## RECORDED DATA

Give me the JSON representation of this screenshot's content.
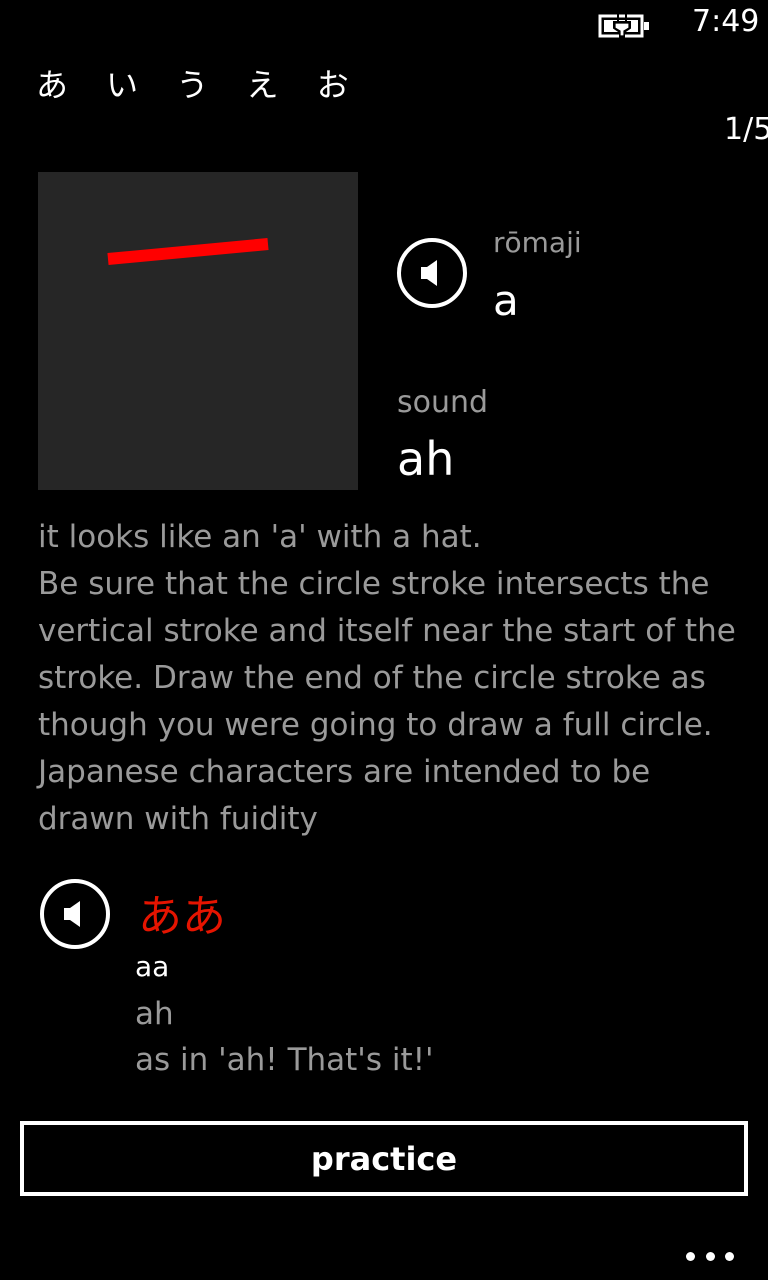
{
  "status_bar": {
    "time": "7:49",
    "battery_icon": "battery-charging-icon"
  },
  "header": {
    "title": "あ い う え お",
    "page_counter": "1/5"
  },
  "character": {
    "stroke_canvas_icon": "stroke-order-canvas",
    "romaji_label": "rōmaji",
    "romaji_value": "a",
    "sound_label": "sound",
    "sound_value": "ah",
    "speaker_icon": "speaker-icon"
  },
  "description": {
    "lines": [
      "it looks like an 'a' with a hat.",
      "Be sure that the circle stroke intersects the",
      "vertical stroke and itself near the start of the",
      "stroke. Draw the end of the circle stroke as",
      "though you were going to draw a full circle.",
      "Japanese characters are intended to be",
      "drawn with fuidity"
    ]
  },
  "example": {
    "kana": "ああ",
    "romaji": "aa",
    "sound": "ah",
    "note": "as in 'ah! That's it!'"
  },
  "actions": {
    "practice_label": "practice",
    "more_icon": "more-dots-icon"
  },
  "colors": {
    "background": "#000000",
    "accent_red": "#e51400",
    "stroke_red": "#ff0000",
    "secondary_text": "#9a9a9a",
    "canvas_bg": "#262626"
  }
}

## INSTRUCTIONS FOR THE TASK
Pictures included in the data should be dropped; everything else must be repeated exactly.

## TASK ANSWER
Give me the JSON representation of this screenshot's content.
{
  "status_bar": {
    "time": "7:49",
    "battery_icon": "battery-charging-icon"
  },
  "header": {
    "title": "あ い う え お",
    "page_counter": "1/5"
  },
  "character": {
    "stroke_canvas_icon": "stroke-order-canvas",
    "romaji_label": "rōmaji",
    "romaji_value": "a",
    "sound_label": "sound",
    "sound_value": "ah",
    "speaker_icon": "speaker-icon"
  },
  "description": {
    "lines": [
      "it looks like an 'a' with a hat.",
      "Be sure that the circle stroke intersects the",
      "vertical stroke and itself near the start of the",
      "stroke. Draw the end of the circle stroke as",
      "though you were going to draw a full circle.",
      "Japanese characters are intended to be",
      "drawn with fuidity"
    ]
  },
  "example": {
    "kana": "ああ",
    "romaji": "aa",
    "sound": "ah",
    "note": "as in 'ah! That's it!'"
  },
  "actions": {
    "practice_label": "practice",
    "more_icon": "more-dots-icon"
  },
  "colors": {
    "background": "#000000",
    "accent_red": "#e51400",
    "stroke_red": "#ff0000",
    "secondary_text": "#9a9a9a",
    "canvas_bg": "#262626"
  }
}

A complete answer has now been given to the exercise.